An overreliance on automatic fire sprinklers at the expense of passive fire-safety features, such as fire, smoke, and combination fire/smoke dampers, is thought to be the cause of a measurable decrease in building fire-safety scores since the adoption of the International Codes (I-Codes) in 2000, a white paper from Air Movement and Control Association (AMCA) International Inc. says.
Summarizing research commissioned by the National Association of State Fire Marshals (NASFM) Fire Research and Education Foundation, the white paper, “Impact of Fire-Sprinkler Trade-offs on Occupant and Building Safety,” notes the aggregate building-safety metrics of fire safety, means of egress, and general safety have declined since the I-Codes were adopted. This is believed to indicate a shift in structural trade-offs—in particular, passive building features being traded off for active ones, most notably automatic fire sprinklers. Most of these trade-offs are put forward based on descriptive explanations lacking scientific quantitative analysis, researchers found.
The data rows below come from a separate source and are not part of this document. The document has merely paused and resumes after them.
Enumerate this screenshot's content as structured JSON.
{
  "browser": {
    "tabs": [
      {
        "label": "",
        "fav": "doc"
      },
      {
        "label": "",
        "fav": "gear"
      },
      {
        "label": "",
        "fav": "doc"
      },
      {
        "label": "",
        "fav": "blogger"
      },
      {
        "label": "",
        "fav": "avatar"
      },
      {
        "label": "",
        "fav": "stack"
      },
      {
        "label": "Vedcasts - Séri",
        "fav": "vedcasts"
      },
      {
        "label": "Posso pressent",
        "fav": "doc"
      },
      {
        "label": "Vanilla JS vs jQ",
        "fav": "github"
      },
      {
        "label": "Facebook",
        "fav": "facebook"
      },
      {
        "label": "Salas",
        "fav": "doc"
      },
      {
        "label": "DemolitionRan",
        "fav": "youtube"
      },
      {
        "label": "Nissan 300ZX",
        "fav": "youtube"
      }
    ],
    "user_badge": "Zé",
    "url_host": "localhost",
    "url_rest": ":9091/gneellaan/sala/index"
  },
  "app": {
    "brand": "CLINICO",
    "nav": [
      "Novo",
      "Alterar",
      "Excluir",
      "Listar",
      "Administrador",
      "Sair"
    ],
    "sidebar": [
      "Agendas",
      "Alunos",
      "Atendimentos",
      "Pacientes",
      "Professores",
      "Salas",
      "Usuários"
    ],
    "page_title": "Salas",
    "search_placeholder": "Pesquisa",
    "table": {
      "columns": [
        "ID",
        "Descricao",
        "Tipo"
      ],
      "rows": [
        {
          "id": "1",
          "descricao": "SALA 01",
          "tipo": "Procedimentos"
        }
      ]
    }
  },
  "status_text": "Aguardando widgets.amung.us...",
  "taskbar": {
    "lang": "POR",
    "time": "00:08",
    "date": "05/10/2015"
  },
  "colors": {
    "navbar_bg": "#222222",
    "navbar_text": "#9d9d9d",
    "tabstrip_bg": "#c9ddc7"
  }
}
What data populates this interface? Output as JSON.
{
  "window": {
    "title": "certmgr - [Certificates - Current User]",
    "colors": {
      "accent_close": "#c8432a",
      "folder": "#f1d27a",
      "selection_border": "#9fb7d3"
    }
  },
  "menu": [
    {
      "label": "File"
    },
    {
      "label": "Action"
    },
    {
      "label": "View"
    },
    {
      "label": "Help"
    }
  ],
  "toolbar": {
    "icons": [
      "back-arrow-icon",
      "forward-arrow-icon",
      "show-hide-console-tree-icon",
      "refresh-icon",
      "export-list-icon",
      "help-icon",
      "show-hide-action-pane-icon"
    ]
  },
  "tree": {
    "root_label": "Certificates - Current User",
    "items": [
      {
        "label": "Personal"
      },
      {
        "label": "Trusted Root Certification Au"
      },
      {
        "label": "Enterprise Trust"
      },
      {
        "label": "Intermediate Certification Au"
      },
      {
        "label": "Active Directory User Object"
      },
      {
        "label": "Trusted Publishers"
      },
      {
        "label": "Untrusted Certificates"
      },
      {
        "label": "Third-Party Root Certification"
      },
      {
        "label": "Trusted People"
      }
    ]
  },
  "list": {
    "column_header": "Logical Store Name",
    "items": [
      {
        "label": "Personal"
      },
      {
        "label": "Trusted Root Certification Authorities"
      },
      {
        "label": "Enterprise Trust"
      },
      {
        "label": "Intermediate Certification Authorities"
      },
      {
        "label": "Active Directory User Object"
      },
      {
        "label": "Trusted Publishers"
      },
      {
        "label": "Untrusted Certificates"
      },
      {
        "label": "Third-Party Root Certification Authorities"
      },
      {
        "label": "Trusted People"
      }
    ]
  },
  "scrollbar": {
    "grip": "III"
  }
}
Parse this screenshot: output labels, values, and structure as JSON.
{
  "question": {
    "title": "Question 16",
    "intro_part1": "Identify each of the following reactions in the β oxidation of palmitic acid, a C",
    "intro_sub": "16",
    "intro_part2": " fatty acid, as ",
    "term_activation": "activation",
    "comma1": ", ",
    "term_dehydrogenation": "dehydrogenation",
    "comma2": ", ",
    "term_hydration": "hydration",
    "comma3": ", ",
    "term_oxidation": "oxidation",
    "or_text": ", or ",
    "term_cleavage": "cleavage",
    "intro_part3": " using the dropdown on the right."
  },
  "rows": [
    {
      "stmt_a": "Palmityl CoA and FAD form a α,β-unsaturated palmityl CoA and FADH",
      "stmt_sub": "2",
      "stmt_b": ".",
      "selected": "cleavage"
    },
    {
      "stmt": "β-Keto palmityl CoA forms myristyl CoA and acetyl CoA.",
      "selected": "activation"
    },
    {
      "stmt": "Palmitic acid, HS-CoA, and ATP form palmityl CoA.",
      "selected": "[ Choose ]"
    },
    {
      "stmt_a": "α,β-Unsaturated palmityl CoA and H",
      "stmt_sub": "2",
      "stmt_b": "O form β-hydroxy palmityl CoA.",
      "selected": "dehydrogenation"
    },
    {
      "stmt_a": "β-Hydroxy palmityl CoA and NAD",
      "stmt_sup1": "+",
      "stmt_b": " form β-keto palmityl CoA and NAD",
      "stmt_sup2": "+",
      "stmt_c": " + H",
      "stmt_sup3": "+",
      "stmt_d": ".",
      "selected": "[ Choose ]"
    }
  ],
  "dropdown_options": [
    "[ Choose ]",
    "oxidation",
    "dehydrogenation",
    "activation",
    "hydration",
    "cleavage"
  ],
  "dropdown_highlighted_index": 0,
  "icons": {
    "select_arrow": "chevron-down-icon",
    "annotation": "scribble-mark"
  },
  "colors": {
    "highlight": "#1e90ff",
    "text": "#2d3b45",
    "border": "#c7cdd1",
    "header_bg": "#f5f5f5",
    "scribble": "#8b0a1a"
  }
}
The use of redundant layers of safety—both active and passive features, in the event an individual system fails to function as designed—is an established practice within the safety community and one championed by the NASFM and AMCA.